Can we justify biblically praying to each Person of the Godhead individually? Arguing that we pray to the Father is easy. We can go to the Sermon on the Mount, to the Lord’s Prayer. Matthew 6: 9, “Our Father in heaven, hallowed be Your Name.” What about the Son? We could go to Hebrews 4: 14- 15, “Since then we have a great high priest, Jesus the Son of God”. He is our Mediator, able to sympathize with our weakness. Also, in John 14:13, “Whatever you ask in My Name, this I will do.”
Even if we do not pray to the Son directly, our prayers are to be marked by Trinitarian flavoring. We pray in Christ’s Name. This is a blood-bought privilege. What about the Holy Spirit? Does the Bible ever speak of talking directly to the Holy Spirit? John Piper says, “If I grieve the Holy Spirit, I should probably talk to Him and find out how I grieved Him.” We could use Ephesians 6:18 to speak of praying to the Holy Spirit. “Praying at all times in the Spirit, with all prayer and supplication.” We can’t ignore the Spirit when praying.
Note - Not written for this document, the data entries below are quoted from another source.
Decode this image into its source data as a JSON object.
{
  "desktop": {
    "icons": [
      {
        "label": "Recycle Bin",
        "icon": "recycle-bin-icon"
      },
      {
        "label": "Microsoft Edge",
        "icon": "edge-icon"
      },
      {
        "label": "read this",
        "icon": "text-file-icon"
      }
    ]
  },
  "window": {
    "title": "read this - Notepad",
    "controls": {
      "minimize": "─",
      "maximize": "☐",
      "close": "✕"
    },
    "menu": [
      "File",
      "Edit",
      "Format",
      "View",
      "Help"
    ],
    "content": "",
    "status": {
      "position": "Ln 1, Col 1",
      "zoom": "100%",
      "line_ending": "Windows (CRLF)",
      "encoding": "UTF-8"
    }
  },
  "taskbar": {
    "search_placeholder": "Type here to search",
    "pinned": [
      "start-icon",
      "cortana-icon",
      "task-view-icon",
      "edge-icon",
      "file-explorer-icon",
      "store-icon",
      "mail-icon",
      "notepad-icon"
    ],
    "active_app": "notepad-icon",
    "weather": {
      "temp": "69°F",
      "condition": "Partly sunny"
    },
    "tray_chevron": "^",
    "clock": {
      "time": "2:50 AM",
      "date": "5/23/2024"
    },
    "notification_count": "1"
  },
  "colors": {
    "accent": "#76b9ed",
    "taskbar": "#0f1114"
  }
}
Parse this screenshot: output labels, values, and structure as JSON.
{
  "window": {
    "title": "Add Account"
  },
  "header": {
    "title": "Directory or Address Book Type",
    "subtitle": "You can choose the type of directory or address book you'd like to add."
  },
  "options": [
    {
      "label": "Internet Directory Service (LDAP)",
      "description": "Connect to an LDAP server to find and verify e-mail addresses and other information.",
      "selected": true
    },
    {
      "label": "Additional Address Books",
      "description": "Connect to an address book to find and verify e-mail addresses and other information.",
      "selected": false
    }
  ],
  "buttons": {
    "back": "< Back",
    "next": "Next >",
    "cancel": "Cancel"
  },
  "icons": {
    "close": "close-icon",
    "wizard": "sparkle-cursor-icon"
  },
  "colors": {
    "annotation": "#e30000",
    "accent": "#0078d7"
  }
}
Also, Romans 8: 15 & 26-27, Paul makes it obvious that we need the help of the Holy Spirit. “But you have received the Spirit of adoption as sons, by Whom we cry, ‘Abba! Father!’” As well, Jude 1: 20, “But you, beloved, build yourselves up in your most holy faith; pray in the Holy Spirit.” We certainly cannot pray without the Holy Spirit.
So, our prayers should be flavored with the doctrine of the Holy Trinity. This is what separates our prayers from the prayers of the Hindu or Muslim or other false religions.